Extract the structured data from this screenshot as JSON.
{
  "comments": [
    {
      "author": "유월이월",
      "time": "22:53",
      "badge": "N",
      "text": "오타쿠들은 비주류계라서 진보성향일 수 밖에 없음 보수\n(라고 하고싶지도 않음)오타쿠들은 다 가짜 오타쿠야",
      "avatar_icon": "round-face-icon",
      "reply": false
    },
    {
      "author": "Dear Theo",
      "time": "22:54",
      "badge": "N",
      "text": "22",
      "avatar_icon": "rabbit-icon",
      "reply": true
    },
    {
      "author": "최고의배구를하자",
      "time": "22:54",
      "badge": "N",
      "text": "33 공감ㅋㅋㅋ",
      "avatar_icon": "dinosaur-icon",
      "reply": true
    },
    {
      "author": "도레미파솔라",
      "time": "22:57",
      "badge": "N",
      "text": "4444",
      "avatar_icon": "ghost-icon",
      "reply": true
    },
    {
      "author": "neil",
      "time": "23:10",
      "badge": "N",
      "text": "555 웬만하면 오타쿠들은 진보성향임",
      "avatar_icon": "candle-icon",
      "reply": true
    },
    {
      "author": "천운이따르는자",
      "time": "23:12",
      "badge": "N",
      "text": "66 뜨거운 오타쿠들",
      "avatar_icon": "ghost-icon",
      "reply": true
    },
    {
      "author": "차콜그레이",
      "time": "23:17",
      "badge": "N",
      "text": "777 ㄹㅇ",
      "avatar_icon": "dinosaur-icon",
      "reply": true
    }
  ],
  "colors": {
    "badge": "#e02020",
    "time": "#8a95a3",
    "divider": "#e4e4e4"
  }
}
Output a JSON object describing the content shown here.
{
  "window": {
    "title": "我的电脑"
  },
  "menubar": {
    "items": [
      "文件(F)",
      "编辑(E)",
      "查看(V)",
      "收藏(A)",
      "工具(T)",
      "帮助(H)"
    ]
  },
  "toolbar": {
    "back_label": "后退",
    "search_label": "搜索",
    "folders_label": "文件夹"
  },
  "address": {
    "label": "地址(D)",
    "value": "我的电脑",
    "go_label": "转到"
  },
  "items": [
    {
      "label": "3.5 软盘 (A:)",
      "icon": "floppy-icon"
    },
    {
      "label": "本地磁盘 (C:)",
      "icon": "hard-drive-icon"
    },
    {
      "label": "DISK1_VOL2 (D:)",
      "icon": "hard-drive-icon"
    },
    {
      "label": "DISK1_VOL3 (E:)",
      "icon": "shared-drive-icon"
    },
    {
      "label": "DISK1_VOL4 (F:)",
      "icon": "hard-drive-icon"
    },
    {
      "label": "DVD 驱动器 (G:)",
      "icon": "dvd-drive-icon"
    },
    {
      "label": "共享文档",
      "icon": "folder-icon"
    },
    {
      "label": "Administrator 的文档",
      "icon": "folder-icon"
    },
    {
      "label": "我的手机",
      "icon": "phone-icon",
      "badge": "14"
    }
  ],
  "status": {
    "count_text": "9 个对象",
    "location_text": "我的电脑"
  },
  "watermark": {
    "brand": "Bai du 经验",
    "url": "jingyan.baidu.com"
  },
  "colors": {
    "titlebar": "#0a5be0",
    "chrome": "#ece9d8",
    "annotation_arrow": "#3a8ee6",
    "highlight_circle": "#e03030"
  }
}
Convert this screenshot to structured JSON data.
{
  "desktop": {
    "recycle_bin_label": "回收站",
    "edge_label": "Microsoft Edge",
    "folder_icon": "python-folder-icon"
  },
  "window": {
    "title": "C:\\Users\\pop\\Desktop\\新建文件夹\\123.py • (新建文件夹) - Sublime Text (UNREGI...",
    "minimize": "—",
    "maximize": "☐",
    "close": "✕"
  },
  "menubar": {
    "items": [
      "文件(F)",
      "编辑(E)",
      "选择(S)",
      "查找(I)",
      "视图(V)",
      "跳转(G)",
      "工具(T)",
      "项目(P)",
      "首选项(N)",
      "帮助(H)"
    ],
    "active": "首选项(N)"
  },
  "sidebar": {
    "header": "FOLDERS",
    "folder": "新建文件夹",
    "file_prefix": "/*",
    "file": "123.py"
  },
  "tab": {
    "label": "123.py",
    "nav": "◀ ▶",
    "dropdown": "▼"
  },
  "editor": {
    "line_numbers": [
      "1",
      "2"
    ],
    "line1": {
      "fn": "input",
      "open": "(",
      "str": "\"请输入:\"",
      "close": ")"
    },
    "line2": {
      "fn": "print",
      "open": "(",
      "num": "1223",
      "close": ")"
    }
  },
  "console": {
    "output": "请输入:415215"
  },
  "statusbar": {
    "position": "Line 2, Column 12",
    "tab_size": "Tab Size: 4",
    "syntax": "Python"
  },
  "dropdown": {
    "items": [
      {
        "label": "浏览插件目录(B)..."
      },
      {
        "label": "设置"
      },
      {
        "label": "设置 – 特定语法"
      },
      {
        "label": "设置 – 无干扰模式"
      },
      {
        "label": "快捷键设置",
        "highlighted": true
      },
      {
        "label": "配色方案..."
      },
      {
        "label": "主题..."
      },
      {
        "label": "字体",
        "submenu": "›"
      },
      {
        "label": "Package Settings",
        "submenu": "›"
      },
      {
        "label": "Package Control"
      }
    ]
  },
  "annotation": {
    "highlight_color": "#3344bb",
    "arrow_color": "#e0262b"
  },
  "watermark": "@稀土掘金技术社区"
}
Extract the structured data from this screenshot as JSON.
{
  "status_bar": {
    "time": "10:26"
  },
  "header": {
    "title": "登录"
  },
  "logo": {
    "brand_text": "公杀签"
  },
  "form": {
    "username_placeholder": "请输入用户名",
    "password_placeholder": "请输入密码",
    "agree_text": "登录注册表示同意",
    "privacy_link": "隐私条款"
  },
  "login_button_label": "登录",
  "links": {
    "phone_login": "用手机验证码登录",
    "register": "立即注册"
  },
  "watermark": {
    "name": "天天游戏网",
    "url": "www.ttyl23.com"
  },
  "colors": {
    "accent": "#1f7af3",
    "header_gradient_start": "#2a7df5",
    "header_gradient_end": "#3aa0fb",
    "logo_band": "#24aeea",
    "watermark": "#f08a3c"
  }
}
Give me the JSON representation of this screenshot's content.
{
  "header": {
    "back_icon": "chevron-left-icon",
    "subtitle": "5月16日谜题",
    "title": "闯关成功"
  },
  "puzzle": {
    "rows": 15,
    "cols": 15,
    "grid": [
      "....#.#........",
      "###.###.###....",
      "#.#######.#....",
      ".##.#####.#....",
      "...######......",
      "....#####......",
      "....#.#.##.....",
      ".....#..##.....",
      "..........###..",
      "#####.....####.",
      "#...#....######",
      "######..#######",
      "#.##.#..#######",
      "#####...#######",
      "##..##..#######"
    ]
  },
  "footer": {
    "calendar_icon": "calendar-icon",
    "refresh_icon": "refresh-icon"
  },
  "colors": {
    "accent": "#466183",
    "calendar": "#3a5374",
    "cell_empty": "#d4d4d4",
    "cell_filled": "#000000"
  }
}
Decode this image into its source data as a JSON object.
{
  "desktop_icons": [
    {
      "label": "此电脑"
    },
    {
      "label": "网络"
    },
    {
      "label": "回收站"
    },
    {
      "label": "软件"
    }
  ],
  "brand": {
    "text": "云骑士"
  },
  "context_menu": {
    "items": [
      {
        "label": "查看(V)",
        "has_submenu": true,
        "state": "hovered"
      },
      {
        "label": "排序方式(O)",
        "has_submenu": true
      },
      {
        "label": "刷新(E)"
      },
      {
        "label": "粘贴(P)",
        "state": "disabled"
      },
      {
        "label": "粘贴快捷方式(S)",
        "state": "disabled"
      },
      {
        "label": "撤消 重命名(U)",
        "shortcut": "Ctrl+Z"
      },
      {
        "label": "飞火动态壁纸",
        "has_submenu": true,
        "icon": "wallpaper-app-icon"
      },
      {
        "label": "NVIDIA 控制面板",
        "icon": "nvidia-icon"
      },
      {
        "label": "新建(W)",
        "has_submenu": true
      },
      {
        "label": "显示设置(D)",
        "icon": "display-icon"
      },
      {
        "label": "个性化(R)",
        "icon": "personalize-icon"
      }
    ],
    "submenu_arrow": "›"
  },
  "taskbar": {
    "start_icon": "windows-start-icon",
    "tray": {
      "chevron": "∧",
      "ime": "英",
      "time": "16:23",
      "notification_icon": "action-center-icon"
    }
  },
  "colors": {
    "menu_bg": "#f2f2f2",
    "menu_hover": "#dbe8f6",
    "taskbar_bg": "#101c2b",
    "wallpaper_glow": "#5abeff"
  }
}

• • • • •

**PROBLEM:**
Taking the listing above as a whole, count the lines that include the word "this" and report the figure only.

**ANSWER SECTION:**
5